Exercise aim | Your task is to retype the listing word for word.

::: Exercise materials

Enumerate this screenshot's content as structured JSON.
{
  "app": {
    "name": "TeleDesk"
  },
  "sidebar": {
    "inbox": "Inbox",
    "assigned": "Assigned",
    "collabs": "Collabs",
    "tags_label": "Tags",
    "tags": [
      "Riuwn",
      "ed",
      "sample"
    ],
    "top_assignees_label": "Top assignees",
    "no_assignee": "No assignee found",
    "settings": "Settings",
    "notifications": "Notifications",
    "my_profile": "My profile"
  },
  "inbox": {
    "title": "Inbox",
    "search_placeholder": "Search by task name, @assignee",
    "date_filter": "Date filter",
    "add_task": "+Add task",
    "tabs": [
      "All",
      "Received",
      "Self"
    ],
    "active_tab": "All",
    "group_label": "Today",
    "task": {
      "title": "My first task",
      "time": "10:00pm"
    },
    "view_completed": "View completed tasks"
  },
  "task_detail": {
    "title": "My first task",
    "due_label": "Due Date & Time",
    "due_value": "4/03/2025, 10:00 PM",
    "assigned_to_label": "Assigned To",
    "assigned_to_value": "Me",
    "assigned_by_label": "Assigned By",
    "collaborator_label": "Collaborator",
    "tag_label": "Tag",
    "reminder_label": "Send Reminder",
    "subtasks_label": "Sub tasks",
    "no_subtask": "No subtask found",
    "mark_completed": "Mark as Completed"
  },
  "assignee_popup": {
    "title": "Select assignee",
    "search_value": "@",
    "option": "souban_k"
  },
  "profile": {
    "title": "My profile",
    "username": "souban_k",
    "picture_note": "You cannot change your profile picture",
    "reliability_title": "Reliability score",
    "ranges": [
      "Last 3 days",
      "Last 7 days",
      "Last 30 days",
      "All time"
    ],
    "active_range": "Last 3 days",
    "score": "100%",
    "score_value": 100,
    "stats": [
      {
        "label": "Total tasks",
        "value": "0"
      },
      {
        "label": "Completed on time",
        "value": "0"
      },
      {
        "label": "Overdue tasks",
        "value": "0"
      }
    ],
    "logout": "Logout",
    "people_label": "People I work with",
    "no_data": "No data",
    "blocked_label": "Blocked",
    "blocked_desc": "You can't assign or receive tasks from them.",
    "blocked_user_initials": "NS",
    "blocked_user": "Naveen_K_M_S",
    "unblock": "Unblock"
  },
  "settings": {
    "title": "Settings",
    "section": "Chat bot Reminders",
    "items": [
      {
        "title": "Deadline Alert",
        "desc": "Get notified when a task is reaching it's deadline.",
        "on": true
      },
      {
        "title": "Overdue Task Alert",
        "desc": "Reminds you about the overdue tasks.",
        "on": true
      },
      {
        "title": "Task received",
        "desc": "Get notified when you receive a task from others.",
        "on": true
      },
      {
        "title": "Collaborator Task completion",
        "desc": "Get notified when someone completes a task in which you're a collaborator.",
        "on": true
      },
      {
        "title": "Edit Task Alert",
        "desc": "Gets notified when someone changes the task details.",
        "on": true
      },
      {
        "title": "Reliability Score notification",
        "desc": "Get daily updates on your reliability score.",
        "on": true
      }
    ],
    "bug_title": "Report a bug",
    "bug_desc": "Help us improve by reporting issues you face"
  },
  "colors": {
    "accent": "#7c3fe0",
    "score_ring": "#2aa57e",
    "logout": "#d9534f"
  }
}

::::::

Exercise output |
Enumerate this screenshot's content as structured JSON.
{
  "app": {
    "name": "TeleDesk"
  },
  "sidebar": {
    "inbox": "Inbox",
    "assigned": "Assigned",
    "collabs": "Collabs",
    "tags_label": "Tags",
    "tags": [
      "Riuwn",
      "ed",
      "sample"
    ],
    "top_assignees_label": "Top assignees",
    "no_assignee": "No assignee found",
    "settings": "Settings",
    "notifications": "Notifications",
    "my_profile": "My profile"
  },
  "inbox": {
    "title": "Inbox",
    "search_placeholder": "Search by task name, @assignee",
    "date_filter": "Date filter",
    "add_task": "+Add task",
    "tabs": [
      "All",
      "Received",
      "Self"
    ],
    "active_tab": "All",
    "group_label": "Today",
    "task": {
      "title": "My first task",
      "time": "10:00pm"
    },
    "view_completed": "View completed tasks"
  },
  "task_detail": {
    "title": "My first task",
    "due_label": "Due Date & Time",
    "due_value": "4/03/2025, 10:00 PM",
    "assigned_to_label": "Assigned To",
    "assigned_to_value": "Me",
    "assigned_by_label": "Assigned By",
    "collaborator_label": "Collaborator",
    "tag_label": "Tag",
    "reminder_label": "Send Reminder",
    "subtasks_label": "Sub tasks",
    "no_subtask": "No subtask found",
    "mark_completed": "Mark as Completed"
  },
  "assignee_popup": {
    "title": "Select assignee",
    "search_value": "@",
    "option": "souban_k"
  },
  "profile": {
    "title": "My profile",
    "username": "souban_k",
    "picture_note": "You cannot change your profile picture",
    "reliability_title": "Reliability score",
    "ranges": [
      "Last 3 days",
      "Last 7 days",
      "Last 30 days",
      "All time"
    ],
    "active_range": "Last 3 days",
    "score": "100%",
    "score_value": 100,
    "stats": [
      {
        "label": "Total tasks",
        "value": "0"
      },
      {
        "label": "Completed on time",
        "value": "0"
      },
      {
        "label": "Overdue tasks",
        "value": "0"
      }
    ],
    "logout": "Logout",
    "people_label": "People I work with",
    "no_data": "No data",
    "blocked_label": "Blocked",
    "blocked_desc": "You can't assign or receive tasks from them.",
    "blocked_user_initials": "NS",
    "blocked_user": "Naveen_K_M_S",
    "unblock": "Unblock"
  },
  "settings": {
    "title": "Settings",
    "section": "Chat bot Reminders",
    "items": [
      {
        "title": "Deadline Alert",
        "desc": "Get notified when a task is reaching it's deadline.",
        "on": true
      },
      {
        "title": "Overdue Task Alert",
        "desc": "Reminds you about the overdue tasks.",
        "on": true
      },
      {
        "title": "Task received",
        "desc": "Get notified when you receive a task from others.",
        "on": true
      },
      {
        "title": "Collaborator Task completion",
        "desc": "Get notified when someone completes a task in which you're a collaborator.",
        "on": true
      },
      {
        "title": "Edit Task Alert",
        "desc": "Gets notified when someone changes the task details.",
        "on": true
      },
      {
        "title": "Reliability Score notification",
        "desc": "Get daily updates on your reliability score.",
        "on": true
      }
    ],
    "bug_title": "Report a bug",
    "bug_desc": "Help us improve by reporting issues you face"
  },
  "colors": {
    "accent": "#7c3fe0",
    "score_ring": "#2aa57e",
    "logout": "#d9534f"
  }
}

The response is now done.